BEGIN INFORMATION SHOWN

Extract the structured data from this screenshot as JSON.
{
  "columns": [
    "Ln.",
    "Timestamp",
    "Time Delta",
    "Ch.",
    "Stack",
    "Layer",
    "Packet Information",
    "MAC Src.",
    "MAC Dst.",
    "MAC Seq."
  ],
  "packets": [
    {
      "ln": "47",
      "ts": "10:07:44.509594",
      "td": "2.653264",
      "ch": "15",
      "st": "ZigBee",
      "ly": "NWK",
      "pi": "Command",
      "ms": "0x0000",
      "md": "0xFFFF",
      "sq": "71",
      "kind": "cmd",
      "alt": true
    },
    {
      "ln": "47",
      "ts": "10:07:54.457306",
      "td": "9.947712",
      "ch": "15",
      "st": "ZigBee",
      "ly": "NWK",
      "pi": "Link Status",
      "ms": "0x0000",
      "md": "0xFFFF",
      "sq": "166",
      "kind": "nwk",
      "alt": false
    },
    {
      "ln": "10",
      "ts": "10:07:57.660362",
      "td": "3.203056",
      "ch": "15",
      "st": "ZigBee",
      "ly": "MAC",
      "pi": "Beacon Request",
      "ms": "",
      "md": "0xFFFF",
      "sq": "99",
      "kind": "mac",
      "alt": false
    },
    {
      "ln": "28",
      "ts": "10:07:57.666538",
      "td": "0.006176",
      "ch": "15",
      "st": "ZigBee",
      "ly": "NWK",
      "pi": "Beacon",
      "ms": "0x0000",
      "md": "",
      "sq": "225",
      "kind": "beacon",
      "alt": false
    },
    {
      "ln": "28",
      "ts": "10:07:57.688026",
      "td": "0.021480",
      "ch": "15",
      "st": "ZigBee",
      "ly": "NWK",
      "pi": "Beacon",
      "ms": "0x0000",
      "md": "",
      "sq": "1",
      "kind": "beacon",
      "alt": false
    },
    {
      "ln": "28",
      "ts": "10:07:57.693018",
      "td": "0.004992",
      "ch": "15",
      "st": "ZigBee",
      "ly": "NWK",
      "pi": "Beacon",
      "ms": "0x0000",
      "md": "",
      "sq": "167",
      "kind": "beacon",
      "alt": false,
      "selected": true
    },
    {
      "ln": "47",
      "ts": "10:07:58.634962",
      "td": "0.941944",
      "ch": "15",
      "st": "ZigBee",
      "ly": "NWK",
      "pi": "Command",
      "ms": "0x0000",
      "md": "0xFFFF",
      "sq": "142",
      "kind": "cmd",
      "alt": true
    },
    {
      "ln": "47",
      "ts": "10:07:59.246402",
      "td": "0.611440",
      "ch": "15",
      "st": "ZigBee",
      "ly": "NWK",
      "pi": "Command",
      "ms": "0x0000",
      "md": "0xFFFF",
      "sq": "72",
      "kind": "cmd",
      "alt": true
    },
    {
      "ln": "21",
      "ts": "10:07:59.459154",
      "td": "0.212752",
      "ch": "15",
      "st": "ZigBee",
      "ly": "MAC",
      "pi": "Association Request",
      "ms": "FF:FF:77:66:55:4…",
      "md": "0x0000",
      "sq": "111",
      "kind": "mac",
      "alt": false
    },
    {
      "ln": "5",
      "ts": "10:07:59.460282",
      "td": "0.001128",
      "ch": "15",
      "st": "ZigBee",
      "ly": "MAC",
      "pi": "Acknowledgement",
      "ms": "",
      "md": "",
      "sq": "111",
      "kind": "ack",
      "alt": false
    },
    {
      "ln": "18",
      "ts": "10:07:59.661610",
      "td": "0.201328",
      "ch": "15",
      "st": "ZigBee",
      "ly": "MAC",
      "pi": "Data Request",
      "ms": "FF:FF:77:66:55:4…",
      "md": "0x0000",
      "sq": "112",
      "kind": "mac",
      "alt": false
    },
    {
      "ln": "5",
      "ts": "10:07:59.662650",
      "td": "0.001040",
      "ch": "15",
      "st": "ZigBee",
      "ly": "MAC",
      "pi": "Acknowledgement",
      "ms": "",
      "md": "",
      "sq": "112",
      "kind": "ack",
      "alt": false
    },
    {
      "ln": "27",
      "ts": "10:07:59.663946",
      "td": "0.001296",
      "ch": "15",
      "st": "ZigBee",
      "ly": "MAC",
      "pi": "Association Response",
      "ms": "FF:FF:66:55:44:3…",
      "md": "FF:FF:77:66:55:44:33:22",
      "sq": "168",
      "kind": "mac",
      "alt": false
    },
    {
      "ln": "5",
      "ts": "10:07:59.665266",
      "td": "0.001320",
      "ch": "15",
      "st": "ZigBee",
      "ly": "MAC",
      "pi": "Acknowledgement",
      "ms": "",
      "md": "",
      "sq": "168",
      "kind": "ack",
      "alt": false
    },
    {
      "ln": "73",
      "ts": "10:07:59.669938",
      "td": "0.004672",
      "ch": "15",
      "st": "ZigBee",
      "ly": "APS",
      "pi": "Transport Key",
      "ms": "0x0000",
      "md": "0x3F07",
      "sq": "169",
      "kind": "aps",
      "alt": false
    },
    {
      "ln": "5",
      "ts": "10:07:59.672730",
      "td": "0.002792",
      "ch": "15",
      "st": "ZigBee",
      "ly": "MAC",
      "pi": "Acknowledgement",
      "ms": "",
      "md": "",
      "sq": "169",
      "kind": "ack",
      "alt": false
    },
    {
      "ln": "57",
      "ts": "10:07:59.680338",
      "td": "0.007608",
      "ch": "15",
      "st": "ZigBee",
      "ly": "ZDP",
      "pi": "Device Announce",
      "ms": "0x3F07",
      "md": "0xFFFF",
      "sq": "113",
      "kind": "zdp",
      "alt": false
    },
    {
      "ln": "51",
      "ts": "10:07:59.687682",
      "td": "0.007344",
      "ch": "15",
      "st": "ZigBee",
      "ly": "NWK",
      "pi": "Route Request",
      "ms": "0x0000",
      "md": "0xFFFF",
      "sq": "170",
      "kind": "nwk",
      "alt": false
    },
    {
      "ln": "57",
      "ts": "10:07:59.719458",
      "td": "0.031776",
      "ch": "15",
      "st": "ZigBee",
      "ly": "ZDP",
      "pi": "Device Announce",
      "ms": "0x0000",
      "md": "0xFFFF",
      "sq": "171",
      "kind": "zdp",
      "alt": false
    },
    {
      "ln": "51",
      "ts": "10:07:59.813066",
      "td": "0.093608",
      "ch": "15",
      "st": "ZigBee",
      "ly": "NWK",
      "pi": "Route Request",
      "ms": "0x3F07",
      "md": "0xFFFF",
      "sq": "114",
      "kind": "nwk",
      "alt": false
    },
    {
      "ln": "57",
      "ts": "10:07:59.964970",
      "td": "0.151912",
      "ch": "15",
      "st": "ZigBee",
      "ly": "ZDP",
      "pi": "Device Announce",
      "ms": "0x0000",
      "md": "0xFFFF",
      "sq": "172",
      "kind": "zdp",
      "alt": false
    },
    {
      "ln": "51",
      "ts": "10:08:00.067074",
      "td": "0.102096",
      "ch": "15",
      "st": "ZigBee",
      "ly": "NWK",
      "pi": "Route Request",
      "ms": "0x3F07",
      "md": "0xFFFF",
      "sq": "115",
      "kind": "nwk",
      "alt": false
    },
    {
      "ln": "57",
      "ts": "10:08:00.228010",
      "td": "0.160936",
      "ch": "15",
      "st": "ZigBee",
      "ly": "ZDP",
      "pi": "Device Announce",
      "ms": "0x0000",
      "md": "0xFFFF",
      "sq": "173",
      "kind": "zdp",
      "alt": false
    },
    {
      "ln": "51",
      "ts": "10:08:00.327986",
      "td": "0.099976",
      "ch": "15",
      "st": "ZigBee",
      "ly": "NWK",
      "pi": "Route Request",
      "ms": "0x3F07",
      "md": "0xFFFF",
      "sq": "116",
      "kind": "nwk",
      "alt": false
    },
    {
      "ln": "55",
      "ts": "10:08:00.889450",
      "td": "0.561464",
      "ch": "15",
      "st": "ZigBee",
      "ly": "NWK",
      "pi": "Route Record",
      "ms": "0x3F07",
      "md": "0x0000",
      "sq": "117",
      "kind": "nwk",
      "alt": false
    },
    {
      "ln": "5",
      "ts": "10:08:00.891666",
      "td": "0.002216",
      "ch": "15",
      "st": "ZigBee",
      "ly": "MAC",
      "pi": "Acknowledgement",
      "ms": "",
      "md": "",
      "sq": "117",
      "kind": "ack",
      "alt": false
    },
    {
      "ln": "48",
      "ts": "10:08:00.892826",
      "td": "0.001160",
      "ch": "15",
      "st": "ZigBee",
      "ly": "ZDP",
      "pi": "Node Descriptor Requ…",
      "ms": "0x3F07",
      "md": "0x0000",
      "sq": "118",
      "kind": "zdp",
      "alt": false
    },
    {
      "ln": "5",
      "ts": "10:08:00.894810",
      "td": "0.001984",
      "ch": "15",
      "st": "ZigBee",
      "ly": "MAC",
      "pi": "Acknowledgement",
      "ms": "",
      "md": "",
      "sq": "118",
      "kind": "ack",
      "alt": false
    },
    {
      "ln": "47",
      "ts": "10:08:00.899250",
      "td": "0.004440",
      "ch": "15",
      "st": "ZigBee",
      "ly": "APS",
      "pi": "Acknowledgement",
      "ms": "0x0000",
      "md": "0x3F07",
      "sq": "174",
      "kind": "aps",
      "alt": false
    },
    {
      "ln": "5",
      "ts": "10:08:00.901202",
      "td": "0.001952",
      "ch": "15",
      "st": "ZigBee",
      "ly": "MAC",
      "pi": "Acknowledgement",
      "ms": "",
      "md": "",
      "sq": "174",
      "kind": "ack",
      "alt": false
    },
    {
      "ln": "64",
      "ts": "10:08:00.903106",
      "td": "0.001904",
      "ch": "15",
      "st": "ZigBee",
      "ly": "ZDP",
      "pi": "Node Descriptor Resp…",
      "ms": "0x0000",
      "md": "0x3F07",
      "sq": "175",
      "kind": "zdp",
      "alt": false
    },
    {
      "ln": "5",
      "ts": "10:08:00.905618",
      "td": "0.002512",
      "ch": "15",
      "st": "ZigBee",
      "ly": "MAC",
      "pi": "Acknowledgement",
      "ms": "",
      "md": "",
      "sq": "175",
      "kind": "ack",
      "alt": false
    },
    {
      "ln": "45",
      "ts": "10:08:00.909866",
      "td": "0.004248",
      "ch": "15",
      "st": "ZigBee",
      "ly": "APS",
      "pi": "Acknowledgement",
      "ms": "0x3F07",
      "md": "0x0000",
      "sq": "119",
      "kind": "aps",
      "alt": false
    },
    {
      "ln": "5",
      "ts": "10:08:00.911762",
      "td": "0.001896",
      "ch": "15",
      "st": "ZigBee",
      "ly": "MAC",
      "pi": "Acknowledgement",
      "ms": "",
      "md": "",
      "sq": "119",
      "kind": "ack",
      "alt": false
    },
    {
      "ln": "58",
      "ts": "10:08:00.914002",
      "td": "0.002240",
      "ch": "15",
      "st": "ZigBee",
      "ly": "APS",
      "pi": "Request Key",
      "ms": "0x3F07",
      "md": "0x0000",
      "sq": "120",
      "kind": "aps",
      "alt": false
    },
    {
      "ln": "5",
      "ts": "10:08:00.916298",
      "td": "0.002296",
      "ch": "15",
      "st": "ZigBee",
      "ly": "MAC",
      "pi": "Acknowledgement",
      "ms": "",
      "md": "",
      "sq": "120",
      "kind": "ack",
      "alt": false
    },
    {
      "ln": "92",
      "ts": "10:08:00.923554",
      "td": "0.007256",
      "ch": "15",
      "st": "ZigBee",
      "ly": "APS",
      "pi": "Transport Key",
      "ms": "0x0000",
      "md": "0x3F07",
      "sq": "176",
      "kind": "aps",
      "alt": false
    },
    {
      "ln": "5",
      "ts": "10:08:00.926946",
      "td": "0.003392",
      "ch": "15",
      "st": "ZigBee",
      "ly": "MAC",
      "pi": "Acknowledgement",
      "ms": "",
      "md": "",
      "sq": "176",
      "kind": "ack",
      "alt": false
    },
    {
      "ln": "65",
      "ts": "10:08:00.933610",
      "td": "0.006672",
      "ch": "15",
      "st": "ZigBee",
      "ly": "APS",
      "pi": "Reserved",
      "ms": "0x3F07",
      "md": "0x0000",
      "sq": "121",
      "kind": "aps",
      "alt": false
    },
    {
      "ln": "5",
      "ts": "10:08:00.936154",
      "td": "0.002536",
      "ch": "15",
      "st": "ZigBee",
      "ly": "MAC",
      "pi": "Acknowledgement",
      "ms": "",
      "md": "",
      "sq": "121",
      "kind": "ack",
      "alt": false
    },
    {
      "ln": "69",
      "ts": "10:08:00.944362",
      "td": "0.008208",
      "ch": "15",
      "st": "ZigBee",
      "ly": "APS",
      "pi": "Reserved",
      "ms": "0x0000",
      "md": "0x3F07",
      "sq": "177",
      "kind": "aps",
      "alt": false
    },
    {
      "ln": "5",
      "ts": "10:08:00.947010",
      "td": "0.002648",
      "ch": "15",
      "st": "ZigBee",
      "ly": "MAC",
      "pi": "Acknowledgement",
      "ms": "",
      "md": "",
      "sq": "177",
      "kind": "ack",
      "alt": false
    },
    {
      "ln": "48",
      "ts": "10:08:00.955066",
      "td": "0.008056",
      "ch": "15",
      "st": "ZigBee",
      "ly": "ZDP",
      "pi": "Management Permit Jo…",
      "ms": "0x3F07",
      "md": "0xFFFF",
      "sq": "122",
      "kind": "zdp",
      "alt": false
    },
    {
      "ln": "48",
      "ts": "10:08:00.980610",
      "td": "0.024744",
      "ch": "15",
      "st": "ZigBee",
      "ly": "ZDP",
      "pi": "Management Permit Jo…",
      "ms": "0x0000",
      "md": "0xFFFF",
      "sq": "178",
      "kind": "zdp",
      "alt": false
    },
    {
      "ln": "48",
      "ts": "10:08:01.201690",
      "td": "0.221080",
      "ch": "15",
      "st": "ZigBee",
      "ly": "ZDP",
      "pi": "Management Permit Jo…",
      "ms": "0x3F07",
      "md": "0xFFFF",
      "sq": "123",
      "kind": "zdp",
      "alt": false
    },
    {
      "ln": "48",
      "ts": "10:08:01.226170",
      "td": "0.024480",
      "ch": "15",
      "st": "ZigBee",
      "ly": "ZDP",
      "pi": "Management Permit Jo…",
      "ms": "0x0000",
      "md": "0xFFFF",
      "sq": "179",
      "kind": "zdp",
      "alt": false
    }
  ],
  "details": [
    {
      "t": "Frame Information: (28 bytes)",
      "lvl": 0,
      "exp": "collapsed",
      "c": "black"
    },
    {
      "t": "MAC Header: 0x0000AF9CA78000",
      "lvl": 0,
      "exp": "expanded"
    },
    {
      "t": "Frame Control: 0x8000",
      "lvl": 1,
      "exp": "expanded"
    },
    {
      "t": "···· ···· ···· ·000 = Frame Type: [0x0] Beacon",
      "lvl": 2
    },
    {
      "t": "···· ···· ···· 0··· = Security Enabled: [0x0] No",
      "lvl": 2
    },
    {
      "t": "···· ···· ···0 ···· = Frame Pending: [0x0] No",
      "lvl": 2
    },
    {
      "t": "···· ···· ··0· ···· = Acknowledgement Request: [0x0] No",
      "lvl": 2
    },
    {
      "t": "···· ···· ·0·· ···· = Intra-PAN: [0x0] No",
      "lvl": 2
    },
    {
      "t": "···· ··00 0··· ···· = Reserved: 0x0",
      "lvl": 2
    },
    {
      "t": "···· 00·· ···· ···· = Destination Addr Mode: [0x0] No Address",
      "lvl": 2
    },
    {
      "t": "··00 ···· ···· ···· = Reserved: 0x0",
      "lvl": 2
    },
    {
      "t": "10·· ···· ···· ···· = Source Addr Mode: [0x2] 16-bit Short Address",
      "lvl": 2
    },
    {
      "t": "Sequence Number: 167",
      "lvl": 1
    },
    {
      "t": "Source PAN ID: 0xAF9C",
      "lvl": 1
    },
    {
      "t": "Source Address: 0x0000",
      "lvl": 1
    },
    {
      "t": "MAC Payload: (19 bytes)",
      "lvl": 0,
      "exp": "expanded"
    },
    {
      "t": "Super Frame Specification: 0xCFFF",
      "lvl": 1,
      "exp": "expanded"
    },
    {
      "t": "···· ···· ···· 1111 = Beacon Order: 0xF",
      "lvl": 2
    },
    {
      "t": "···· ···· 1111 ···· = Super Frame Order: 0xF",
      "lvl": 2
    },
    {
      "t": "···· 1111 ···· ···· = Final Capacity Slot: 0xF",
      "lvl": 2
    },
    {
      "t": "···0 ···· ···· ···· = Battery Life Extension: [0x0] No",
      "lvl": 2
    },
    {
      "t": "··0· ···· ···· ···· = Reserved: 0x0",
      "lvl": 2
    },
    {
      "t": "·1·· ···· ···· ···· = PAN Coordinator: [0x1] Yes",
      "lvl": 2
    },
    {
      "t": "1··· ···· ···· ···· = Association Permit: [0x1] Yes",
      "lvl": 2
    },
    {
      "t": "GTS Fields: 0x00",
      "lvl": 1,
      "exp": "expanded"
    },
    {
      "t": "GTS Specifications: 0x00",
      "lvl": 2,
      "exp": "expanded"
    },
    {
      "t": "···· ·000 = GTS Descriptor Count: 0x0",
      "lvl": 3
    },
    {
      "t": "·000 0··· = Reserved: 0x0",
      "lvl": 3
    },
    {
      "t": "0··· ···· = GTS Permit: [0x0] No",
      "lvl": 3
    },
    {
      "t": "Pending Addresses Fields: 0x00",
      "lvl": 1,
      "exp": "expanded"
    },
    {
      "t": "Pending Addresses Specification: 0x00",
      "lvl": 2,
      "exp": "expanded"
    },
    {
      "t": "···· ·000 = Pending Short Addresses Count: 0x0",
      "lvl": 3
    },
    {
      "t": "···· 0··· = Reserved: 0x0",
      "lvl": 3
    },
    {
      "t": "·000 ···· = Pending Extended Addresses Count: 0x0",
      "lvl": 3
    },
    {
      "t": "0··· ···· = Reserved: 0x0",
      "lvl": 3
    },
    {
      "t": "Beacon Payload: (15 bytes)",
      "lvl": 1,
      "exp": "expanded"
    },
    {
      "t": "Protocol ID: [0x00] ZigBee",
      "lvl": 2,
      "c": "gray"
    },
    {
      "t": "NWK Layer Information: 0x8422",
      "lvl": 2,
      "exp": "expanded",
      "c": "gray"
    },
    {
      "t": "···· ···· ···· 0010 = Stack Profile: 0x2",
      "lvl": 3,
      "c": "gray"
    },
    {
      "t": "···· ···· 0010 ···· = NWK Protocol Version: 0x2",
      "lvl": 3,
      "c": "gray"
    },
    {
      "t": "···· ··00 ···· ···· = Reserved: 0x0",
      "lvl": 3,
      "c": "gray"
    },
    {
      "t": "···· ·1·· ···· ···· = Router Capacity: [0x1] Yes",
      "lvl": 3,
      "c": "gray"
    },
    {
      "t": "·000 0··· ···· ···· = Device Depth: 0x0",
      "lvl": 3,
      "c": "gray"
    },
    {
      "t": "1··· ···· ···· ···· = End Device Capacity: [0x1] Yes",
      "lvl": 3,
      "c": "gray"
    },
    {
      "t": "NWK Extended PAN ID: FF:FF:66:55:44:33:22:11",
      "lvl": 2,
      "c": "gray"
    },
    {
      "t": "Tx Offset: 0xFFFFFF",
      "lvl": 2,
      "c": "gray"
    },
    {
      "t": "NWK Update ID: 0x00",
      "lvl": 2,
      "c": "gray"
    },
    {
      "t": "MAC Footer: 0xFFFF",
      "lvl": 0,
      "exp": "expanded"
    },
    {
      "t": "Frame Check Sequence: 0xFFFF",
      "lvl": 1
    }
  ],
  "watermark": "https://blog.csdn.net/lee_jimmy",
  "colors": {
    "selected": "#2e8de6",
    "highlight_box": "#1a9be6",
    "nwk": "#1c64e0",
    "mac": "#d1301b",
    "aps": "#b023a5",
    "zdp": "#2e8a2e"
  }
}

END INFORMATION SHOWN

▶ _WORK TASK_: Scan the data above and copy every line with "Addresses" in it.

▶ _SOLUTION FOR THIS EXERCISE_:
      "t": "Pending Addresses Fields: 0x00",
      "t": "Pending Addresses Specification: 0x00",
      "t": "···· ·000 = Pending Short Addresses Count: 0x0",
      "t": "·000 ···· = Pending Extended Addresses Count: 0x0",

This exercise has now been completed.